- The pandemic has worsened the global gender gap, and the World Economic Forum predicts it will now take 135.6 years to reach parity, up from about 100 years before the crisis hit.
- "100 years to global gender parity was already not good enough, and now (it is) 136 years globally," said Saadia Zahidi, a managing director at the World Economic Forum.
- One reason why the gender gap has widened is that sectors hit hard by Covid-19 — such as tourism and retail — happen to employ many women, she said.
The World Economic Forum predicts it will now take 135.6 years to reach gender equality — as the pandemic set the world back by a generation, delaying parity by about 36 years.
Saadia Zahidi, a managing director at the World Economic Forum, told CNBC that "100 years to global gender parity was already not good enough — and now (it is) 136 years globally."
"The pandemic has had a massive impact, and essentially rolled back a lot of the progress that was made in the past," she told CNBC's "Capital Connection" on Wednesday.
One reason why the gender gap has widened is that sectors hit hard by Covid-19 mostly employed women.
"Whether that's travel and tourism that's shut down globally, or (the) consumer and retail sector that has been impacted in so many countries, these are large employers of women," Zahidi said.
Another factor is that many women took on extra responsibilities at home during the lockdowns as schools closed.
"That has then meant a sort of a 'double shift' for women," she said.
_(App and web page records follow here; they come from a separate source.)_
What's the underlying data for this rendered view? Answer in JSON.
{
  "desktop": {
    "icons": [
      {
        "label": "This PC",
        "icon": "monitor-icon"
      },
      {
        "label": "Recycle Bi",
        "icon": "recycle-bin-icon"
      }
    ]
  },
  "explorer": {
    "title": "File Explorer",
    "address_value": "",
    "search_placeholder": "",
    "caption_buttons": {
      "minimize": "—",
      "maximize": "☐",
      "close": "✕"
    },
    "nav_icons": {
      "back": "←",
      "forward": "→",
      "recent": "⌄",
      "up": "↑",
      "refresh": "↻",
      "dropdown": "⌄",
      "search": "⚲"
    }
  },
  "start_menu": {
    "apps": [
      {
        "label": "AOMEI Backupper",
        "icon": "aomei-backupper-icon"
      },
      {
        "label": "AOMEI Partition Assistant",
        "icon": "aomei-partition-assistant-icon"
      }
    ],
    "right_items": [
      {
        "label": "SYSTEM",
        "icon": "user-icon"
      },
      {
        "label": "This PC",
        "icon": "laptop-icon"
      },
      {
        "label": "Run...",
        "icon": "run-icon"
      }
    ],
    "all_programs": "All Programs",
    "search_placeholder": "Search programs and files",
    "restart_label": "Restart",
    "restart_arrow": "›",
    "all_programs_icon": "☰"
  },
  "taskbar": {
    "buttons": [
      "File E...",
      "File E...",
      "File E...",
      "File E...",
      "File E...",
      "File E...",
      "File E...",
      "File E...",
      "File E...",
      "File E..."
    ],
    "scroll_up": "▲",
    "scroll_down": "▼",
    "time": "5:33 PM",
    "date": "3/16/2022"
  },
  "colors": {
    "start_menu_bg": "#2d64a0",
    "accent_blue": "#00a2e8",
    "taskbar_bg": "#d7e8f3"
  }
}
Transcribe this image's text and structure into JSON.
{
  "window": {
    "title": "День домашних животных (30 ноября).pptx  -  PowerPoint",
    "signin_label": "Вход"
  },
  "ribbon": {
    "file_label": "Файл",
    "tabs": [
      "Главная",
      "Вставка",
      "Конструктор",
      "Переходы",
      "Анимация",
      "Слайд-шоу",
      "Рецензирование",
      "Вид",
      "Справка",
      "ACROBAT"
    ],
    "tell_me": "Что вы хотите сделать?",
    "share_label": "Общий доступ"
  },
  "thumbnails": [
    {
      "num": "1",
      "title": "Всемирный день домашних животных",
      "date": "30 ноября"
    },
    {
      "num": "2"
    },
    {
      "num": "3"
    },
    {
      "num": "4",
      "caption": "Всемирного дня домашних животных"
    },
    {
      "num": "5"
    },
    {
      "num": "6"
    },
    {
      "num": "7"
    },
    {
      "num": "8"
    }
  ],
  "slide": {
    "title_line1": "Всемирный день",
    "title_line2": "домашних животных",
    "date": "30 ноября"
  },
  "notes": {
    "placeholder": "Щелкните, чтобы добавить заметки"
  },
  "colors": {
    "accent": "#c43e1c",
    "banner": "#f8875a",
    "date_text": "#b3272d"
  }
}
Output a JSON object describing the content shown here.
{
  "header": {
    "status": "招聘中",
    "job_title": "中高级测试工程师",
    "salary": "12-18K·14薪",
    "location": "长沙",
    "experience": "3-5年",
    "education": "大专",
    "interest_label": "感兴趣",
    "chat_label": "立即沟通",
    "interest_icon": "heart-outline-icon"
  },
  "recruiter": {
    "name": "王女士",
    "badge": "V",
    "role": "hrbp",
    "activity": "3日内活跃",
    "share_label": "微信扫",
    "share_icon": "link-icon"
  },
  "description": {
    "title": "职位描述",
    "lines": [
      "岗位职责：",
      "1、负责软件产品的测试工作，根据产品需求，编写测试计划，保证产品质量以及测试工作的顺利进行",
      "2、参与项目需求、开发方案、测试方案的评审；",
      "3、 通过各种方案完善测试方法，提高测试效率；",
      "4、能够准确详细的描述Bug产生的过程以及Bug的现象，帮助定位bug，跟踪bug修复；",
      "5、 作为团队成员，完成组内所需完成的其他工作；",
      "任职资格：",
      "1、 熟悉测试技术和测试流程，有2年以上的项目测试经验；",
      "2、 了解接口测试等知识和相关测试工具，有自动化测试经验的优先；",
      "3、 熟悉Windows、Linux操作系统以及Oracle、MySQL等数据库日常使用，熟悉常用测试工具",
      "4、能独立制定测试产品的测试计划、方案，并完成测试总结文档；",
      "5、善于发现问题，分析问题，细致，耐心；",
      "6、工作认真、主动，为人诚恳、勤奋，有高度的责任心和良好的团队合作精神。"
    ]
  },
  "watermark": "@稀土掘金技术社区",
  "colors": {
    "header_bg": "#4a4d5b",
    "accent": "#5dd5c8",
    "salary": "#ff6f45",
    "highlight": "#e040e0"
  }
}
The WEF said data from market research firm Ipsos suggest this "double shift" of paid and unpaid work contributed to an increase in stress, anxiety around job security and difficulty in maintaining work-life balance.
Zahidi said governments have a "critical role to play" in closing the gender gap.
For example, she said authorities could invest in infrastructure to care for children and the elderly, which would help because such responsibilities fall to women in "traditional" homes.
Employers can also help women out of higher relative job losses and lower hiring rates in industries that are bouncing back, she added.
"If businesses want to have the … creativity and innovation that will get them out of the crisis, they need diversity, and so they need to think of this as a business investment as well," Zahidi said.